Tags

, , ,

Photo by Nadezhda Diskant on Pexels.com

Do you know that nagging feeling when you think something is inherently wrong with you because of comments you’ve heard all your life, and then one day, someone gives it a name and touts its positive attributes? I felt enlightened and relieved after reading an article in Fast Company, titled “5 reasons highly sensitive people are an asset to your team.”

I’ve heard “You’re too sensitive” and “Don’t be so sensitive” for as long as I can remember. I heard it from my family and in the workplace. The statement always carried a disparaging tone that I would imagine hearing if I’d been told I was stupid or ugly. So, naturally, I always thought being sensitive was bad.
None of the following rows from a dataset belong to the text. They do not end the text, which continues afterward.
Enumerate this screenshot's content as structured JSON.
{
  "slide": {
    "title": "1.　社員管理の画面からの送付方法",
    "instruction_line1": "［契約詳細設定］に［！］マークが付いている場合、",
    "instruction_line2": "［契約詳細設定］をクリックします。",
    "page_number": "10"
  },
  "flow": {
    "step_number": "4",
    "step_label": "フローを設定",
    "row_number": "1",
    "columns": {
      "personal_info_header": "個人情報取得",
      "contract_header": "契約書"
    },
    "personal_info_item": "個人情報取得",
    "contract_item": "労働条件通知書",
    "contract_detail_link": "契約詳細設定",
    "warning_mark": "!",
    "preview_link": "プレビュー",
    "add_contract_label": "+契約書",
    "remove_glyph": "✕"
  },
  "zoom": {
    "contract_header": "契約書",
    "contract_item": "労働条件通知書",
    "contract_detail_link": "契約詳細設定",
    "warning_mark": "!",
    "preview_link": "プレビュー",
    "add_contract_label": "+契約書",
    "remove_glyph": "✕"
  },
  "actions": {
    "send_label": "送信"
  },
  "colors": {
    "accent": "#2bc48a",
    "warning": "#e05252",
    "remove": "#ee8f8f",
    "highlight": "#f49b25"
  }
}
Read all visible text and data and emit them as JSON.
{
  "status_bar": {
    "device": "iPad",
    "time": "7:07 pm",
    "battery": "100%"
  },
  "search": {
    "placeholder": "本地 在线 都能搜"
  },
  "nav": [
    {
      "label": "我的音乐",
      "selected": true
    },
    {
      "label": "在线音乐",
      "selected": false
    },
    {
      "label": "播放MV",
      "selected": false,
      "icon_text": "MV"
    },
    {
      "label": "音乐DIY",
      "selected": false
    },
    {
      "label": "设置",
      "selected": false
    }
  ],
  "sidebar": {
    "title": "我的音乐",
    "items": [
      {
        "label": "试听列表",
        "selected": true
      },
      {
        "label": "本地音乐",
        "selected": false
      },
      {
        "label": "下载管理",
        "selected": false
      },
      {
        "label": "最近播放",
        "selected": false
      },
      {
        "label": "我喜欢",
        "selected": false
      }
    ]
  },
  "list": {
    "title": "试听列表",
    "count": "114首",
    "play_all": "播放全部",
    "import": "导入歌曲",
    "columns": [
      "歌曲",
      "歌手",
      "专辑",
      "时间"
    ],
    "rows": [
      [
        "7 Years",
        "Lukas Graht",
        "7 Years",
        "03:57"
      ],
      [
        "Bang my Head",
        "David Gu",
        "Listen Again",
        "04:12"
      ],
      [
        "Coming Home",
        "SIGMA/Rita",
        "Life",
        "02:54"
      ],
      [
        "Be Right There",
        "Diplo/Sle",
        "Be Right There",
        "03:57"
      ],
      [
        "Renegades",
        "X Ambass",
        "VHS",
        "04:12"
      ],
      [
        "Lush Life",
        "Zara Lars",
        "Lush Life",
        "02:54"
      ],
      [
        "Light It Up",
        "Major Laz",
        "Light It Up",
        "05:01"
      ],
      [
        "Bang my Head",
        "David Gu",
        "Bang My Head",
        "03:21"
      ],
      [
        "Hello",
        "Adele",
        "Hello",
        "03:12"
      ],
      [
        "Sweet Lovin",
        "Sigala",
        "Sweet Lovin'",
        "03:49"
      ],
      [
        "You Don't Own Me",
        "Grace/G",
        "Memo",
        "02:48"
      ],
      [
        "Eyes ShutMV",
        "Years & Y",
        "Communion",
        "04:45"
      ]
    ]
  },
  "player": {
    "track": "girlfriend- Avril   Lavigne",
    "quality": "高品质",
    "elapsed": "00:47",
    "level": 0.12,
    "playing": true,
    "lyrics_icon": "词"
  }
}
Apparently, “Highly Sensitive Person” (HSP) is a term that was coined in 1991 by a pyschologist named Elaine Aron. I must have been sleeping under a rock because this is only now coming to my attention. Evidently, being highly sensitive is not equivalent to wimpish. HSP brain scans show active neurons that engender empathy and emotional responses but in a good way. “This sensitivity is thought to be linked to higher levels of creativity, richer personal relationships and a greater appreciation for beauty.” Who knew?

The article is primarily about why HSPs should be appreciated as a team member at work, but I think it applies to personal scenarios as well: Detailed, self-aware, astute at picking up nonverbal cues, empathic, perceptive, able to create harmony, enjoy meaningful connections, conscientious and intuitive. External stimuli is unnerving, and we need time to process and assimilate experiences. That’s me – yea!

Generally, labeling people is not the best practice, but I find comfort in being able to apply an affirmative moniker to a trait that has caused me embarrassment and self-deprecation. So if you are a fellow HSP, the next time someone says you’re overly sensitive, ignore the accusatory inference, and take it as a compliment.